Does Trusted Computing now provide security for the content providers or from them?

The architecture that Seagate’s Willett illustrated for us makes feasible the following scenario: A standard API for DRM functionality implemented across the board by hard drive manufacturers, could be exposed to drivers in the operating system. This API could then replace a broad range of redundant, competing DRM schemes currently implemented in software, especially those from iTunes, Windows Media, and licensed P2P services such as Peer Impact.

In that scenario, the computer – or, for that matter, the DV-R or media center – would contain two roots of trust, with functionality split between them, distributed to where they can be most effective. “The two roots of trust have the basic building blocks of authentication, identity, and communication,” Willett explained, “because you’re doing signing, challenge/response, seed generation, cryptography. So between the hardware root of trust in the drive and the hardware root of trust in the platform, you first would establish secure communications. So we define a secure messaging protocol between the two, and then you’re off and running. Once you have that level of authentication, then each command that’s issued has its own authentication.”

From the TPM’s perspective, it may be as if no split existed between the devices at all, or perhaps as though the motherboard or STB firmware and the hard drive were the only two devices in the universe.
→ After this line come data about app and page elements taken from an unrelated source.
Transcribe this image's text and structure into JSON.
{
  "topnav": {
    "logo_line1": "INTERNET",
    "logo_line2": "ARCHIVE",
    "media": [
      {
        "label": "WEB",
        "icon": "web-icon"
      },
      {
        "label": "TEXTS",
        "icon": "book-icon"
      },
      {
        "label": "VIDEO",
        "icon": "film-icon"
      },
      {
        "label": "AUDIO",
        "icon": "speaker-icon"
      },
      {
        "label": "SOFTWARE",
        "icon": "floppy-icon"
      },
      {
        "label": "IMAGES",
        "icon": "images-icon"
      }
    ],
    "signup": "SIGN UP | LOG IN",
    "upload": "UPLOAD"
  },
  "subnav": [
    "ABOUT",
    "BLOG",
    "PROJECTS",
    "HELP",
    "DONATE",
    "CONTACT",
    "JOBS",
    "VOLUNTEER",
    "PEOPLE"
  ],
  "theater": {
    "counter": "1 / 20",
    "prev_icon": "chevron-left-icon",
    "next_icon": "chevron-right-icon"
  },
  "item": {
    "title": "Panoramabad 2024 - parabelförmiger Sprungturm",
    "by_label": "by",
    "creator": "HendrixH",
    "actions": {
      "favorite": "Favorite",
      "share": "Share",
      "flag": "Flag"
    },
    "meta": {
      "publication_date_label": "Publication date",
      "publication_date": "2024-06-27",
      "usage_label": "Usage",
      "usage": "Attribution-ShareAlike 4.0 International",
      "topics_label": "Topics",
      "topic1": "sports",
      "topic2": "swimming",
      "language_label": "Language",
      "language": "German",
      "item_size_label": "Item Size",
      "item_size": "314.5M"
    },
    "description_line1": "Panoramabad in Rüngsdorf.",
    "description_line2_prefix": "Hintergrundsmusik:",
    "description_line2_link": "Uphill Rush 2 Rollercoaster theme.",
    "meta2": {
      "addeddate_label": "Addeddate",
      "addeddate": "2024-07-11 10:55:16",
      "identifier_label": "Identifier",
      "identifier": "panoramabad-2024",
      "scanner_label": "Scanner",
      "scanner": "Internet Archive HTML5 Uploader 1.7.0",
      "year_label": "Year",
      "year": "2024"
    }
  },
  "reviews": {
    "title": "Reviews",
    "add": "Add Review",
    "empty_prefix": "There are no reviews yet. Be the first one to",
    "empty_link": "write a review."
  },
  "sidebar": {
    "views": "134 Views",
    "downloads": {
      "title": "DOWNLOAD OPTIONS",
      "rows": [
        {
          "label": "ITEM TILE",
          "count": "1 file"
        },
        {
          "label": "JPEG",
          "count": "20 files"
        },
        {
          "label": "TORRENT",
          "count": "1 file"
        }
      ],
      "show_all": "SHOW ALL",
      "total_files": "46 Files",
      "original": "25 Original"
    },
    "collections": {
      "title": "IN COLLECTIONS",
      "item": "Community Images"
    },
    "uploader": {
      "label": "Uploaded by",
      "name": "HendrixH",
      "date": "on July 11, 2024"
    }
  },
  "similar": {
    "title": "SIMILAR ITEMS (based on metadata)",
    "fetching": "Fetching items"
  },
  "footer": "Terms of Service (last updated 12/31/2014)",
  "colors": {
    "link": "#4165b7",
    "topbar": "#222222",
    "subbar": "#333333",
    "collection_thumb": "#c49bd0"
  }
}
Already, Willett said, media center PC manufacturers are implementing TPM platforms in their motherboards. As a result, he predicted, “you’re going to see an interplay between the storage media – our storage devices – and those platforms. Whether they be set-top boxes, or TiVo, or full-blown media servers, they’re all going to have this roots-of-trust concept, and this dialog, this split functionality between roots of trust.”

The most logical place for content protection schemes to reside, Willett’s argument continues, becomes the hard drive. “In the area of content protection, licenses and content [become] stored on a hard drive. So when you look at a full-blown content protection and licensing mechanism, and you have the freedom to use computation in the drive and in the platform, there’s a very natural split. Some of the cryptography, or some of the license manipulation, could go directly onto the hard drive, and not have to keep going back over to the platform, back and forth.”

This could conceivably change not only where the DRM is placed, but who places it there, and who controls it after it’s there. Within this Trusted Platform could be the keys to the digital media kingdom; and now, even hard drive manufacturers are racing to be the ones to secure them. But to accomplish this, Willett knows, requires the cooperation of a body of historically non-cooperative parties: the content producers. “You understand how traditionally paranoid [they are] – from the content producers, to the distributors, to the content renderers – how the twain shall never meet, right? How vertically non-integrated they are?” Willett asked.

What would sway content producers to adopt HDD-driven DRM, argued Willett, is what has always swayed their opinion: cost reduction. Market forces will enter the picture, he said, along with increasing attempts by malicious users to destroy the chain of trust. “On the one hand, [content producers] are going to be looking for a stronger technology,” remarked Willett; “on the other, they’re going to be looking for cost savings. So content owners, distributors, box manufacturers, and renderers, the whole chain – are looking for cost savings and integration all the way along the whole lifecycle.”

All of a sudden, rather than TPM being the device that carries forth the ill will of the content empire, a technological evolution could actually serve to separate the two parties. Call it a “functionality split,” to coin a phrase, where the content providers may very possibly find themselves succumbing to the will of a simpler technological solution that, as both the providers and the manufacturers may discover, it may become too expensive for them not to implement.